[Data items]
-.-.-

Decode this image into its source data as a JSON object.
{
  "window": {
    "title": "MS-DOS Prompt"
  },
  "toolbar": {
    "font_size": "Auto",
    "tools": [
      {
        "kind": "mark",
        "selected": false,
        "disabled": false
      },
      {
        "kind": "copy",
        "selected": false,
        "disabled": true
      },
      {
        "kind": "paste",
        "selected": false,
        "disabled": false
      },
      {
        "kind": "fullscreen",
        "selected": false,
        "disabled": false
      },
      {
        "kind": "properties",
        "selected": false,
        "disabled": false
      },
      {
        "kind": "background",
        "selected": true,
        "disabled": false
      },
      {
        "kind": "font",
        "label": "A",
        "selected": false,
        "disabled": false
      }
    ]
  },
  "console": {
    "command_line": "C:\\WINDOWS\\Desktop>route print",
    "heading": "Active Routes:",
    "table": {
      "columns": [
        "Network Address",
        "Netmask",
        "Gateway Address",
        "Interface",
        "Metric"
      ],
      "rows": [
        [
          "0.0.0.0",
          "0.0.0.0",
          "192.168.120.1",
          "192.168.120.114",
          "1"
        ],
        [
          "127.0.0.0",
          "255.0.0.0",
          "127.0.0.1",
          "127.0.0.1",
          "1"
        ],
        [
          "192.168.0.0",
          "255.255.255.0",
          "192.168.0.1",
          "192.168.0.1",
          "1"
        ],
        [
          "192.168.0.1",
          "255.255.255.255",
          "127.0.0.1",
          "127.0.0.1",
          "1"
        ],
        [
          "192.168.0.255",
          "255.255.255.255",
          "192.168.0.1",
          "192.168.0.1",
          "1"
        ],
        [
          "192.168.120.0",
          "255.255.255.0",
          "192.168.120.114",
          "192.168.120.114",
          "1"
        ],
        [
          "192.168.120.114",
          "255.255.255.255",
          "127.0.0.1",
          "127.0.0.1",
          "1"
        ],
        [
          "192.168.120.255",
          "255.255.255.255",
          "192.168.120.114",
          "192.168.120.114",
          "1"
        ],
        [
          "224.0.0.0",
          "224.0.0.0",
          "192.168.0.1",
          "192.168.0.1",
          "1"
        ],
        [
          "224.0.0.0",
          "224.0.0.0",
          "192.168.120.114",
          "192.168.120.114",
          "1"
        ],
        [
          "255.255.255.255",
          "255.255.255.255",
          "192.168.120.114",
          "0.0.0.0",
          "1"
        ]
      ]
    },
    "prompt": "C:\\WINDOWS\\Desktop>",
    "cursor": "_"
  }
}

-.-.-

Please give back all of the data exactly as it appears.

Decode this image into its source data as a JSON object.
{
  "window": {
    "title": "MS-DOS Prompt"
  },
  "toolbar": {
    "font_size": "Auto",
    "tools": [
      {
        "kind": "mark",
        "selected": false,
        "disabled": false
      },
      {
        "kind": "copy",
        "selected": false,
        "disabled": true
      },
      {
        "kind": "paste",
        "selected": false,
        "disabled": false
      },
      {
        "kind": "fullscreen",
        "selected": false,
        "disabled": false
      },
      {
        "kind": "properties",
        "selected": false,
        "disabled": false
      },
      {
        "kind": "background",
        "selected": true,
        "disabled": false
      },
      {
        "kind": "font",
        "label": "A",
        "selected": false,
        "disabled": false
      }
    ]
  },
  "console": {
    "command_line": "C:\\WINDOWS\\Desktop>route print",
    "heading": "Active Routes:",
    "table": {
      "columns": [
        "Network Address",
        "Netmask",
        "Gateway Address",
        "Interface",
        "Metric"
      ],
      "rows": [
        [
          "0.0.0.0",
          "0.0.0.0",
          "192.168.120.1",
          "192.168.120.114",
          "1"
        ],
        [
          "127.0.0.0",
          "255.0.0.0",
          "127.0.0.1",
          "127.0.0.1",
          "1"
        ],
        [
          "192.168.0.0",
          "255.255.255.0",
          "192.168.0.1",
          "192.168.0.1",
          "1"
        ],
        [
          "192.168.0.1",
          "255.255.255.255",
          "127.0.0.1",
          "127.0.0.1",
          "1"
        ],
        [
          "192.168.0.255",
          "255.255.255.255",
          "192.168.0.1",
          "192.168.0.1",
          "1"
        ],
        [
          "192.168.120.0",
          "255.255.255.0",
          "192.168.120.114",
          "192.168.120.114",
          "1"
        ],
        [
          "192.168.120.114",
          "255.255.255.255",
          "127.0.0.1",
          "127.0.0.1",
          "1"
        ],
        [
          "192.168.120.255",
          "255.255.255.255",
          "192.168.120.114",
          "192.168.120.114",
          "1"
        ],
        [
          "224.0.0.0",
          "224.0.0.0",
          "192.168.0.1",
          "192.168.0.1",
          "1"
        ],
        [
          "224.0.0.0",
          "224.0.0.0",
          "192.168.120.114",
          "192.168.120.114",
          "1"
        ],
        [
          "255.255.255.255",
          "255.255.255.255",
          "192.168.120.114",
          "0.0.0.0",
          "1"
        ]
      ]
    },
    "prompt": "C:\\WINDOWS\\Desktop>",
    "cursor": "_"
  }
}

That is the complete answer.